“The costs have been substantial to us as a business in implementing changes and packaging,” Finney said. “We also only had four weeks to make labels compliant due to the late implementation of UK regulations.”

He added that the supermarket has also faced challenges in making its online store FIC compliant.

“The boom in online food sales maybe wasn’t predicted when FIC was implemented,” he added.

While food labelling regulation used to be criminally enforced, suppliers now first receive a warning notice if they aren’t complying to the rules according to Stephen Pugh, head of food labelling, Department for Environment, Food and Rural Affairs.

However, Phil Dalton, head of regulatory at Sun Branding Solutions Legal, said there is “little evidence” the regulations are even being enforced.

“Apart from regarding allergens, I’ve only heard of one improvement notice being issued,” Dalton said.
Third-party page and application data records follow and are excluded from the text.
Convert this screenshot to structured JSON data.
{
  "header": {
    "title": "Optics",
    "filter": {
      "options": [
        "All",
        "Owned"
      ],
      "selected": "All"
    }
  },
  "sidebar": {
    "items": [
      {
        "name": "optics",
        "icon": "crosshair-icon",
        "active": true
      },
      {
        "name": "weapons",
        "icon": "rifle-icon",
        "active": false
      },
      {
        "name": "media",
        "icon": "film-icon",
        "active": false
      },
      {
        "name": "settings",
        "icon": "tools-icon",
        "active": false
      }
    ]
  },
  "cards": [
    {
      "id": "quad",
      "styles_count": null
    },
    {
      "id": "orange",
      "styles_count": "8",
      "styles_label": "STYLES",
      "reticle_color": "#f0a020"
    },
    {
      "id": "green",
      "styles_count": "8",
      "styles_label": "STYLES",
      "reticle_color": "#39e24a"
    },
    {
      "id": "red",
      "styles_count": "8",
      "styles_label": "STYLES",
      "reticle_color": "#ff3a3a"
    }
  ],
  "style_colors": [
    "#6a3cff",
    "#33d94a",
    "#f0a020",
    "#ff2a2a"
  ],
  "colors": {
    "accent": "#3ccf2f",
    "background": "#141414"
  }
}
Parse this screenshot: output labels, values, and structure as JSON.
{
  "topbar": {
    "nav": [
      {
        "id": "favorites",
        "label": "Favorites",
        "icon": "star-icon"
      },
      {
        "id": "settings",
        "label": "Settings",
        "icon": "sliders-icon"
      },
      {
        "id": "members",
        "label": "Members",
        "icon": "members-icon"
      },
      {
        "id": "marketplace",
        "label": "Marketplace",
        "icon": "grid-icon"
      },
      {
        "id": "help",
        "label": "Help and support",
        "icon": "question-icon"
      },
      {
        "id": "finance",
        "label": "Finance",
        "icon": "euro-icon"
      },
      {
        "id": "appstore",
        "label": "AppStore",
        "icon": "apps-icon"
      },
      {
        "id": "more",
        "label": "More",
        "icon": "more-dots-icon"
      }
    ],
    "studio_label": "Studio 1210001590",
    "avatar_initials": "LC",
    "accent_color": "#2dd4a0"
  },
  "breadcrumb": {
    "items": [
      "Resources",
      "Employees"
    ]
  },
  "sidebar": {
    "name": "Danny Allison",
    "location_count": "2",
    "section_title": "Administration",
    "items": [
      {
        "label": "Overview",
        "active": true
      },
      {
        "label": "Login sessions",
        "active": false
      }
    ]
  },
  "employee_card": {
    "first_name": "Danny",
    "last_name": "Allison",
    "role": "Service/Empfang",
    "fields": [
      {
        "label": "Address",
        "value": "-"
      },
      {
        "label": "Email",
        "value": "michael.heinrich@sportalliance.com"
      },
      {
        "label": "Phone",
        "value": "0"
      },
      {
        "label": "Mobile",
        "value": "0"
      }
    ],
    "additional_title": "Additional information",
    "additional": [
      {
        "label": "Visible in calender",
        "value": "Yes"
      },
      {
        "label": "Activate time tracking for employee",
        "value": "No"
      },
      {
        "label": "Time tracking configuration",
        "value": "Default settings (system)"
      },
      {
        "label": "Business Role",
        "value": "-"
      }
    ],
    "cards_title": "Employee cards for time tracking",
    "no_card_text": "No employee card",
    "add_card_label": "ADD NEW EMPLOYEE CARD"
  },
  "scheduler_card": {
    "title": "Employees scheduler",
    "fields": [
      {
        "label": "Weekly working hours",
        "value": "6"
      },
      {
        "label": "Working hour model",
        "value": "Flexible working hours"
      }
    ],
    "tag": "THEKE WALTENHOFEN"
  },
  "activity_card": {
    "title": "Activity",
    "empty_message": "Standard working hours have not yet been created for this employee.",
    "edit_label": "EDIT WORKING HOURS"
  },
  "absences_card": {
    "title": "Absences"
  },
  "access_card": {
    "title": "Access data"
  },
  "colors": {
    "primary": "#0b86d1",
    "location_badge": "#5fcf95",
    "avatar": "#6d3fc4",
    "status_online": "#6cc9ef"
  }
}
While the reason for this is unclear, David Pickering, joint lead officer of food and nutrition at the Chartered Trading Standards Institute, said that improvement notices are seen as “the end of a process”, with discussions had first and agreements being reached before a notice is necessary.

Martin Kersch, executive director at the Foodservice Packaging Association, said the organisation believes the regulations are working, citing Just Eat as an example of a business getting on board. The takeaway ordering site provides clear information on allergens according to Kersch and offers an online chat where customers can ask questions about the ingredients used in their orders.

However, the lack of enforcement could also be due to a lack of staff or resources and may not necessarily indicate that all suppliers are up to speed.

Dalton said the label changes are so far “not very obvious” and added that “on the web there is a long way to go in most cases”.

“We need to deal with the consumer aspect of this change,” he added. “They have the information now, but we need to tell them how to make choices using that information.”


Lara O'Reilly

Supermarkets should follow Coke’s lead in shunning new Gov’t labelling system

Lara O'Reilly

This week all the major supermarkets signed up to the Government’s new “traffic light” food labelling scheme. Conspicuous in their absence from the voluntary initiative were Coca-Cola, Mondelez, United Biscuits, Unilever, Kellogg and Dairy Crest – to name but a few. Without backing from the UK’s biggest food and drink manufacturers, retailers should take their next steps to introducing the new system cautiously.